Wong, Mitchell D; Ettner, Susan L; Boscardin, W John et al. (2009) The contribution of cancer incidence, stage at diagnosis and survival to racial differences in years of life expectancy. J Gen Intern Med 24:475-81
Wong, Mitchell D; Sarkisian, Catherine A; Davis, Cynthia et al. (2007) The association between life chaos, health care use, and health status among HIV-infected persons. J Gen Intern Med 22:1286-91
Wong, Mitchell D; Chung, Anne K; Boscardin, W John et al. (2006) The contribution of specific causes of death to sex differences in mortality. Public Health Rep 121:746-54
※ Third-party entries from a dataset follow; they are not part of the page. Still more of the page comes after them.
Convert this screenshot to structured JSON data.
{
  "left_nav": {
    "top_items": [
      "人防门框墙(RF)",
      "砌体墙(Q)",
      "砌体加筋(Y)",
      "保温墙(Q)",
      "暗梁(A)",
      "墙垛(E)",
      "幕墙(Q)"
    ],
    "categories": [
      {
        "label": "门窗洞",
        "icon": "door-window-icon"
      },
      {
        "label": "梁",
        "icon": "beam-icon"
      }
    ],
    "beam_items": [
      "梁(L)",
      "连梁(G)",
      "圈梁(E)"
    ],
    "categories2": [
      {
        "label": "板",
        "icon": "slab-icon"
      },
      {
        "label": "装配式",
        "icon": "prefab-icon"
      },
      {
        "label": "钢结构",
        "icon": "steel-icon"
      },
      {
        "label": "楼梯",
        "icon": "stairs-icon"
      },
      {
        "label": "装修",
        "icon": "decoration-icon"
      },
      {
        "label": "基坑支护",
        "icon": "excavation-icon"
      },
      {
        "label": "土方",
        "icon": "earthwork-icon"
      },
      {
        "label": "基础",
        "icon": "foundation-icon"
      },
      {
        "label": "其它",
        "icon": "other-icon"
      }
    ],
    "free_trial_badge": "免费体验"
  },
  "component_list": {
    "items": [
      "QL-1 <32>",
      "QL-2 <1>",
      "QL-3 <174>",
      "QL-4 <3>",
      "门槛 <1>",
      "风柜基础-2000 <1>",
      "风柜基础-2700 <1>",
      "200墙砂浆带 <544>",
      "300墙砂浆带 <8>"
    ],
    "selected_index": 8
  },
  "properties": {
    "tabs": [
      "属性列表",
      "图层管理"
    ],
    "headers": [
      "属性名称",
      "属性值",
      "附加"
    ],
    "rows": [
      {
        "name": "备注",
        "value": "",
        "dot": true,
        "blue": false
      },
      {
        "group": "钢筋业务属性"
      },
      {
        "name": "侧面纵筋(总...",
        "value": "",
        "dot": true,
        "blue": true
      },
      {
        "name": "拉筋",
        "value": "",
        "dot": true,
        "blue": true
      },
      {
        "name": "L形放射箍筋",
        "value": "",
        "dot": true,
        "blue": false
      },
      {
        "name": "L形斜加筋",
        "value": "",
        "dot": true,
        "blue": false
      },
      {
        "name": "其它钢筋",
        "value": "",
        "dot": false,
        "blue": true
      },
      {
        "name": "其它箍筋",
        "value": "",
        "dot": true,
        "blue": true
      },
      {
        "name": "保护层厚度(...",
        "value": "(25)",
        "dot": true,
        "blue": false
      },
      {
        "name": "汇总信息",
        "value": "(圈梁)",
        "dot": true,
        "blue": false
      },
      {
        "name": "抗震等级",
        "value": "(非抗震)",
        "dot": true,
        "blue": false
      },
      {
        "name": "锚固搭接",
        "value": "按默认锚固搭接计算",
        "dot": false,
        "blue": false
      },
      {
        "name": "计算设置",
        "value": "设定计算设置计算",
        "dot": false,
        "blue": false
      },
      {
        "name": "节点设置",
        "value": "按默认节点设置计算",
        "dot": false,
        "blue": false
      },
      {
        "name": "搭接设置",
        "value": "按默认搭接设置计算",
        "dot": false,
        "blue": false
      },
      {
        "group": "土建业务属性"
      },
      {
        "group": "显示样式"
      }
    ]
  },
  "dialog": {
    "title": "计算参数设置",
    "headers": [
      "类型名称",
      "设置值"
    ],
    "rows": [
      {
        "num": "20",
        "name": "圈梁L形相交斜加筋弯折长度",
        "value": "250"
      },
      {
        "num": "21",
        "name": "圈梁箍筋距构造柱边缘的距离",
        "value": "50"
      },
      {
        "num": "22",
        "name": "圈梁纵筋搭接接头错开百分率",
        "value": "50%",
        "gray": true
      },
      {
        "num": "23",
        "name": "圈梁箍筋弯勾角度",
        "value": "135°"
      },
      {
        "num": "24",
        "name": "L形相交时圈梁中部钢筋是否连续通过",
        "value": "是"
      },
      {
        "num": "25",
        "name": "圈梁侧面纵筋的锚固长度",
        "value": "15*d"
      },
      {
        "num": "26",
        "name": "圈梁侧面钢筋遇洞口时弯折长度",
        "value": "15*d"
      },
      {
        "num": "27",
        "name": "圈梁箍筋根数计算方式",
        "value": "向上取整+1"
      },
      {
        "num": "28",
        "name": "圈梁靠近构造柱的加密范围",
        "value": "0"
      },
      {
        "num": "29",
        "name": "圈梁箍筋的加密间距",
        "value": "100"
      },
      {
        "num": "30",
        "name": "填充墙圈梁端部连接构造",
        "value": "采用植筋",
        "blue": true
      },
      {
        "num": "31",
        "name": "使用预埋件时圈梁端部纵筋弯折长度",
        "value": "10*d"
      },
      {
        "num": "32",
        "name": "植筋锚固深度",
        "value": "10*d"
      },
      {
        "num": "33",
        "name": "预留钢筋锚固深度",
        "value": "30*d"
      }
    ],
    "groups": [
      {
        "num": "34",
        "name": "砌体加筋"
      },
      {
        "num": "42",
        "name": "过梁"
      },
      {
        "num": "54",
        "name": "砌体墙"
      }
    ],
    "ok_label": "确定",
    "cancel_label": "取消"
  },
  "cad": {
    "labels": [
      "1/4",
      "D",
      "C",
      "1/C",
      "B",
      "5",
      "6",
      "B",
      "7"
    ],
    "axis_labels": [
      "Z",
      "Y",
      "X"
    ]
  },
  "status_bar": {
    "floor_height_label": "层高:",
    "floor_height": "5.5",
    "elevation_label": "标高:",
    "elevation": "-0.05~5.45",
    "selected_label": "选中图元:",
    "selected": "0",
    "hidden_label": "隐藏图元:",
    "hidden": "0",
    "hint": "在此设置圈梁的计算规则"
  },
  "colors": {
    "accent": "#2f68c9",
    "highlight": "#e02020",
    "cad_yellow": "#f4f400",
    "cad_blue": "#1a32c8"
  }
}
Wong, Mitchell D; Tagawa, Tomoko; Hsieh, Hsin-Ju et al. (2005) Differences in cause-specific mortality between Latino and white adults. Med Care 43:1058-62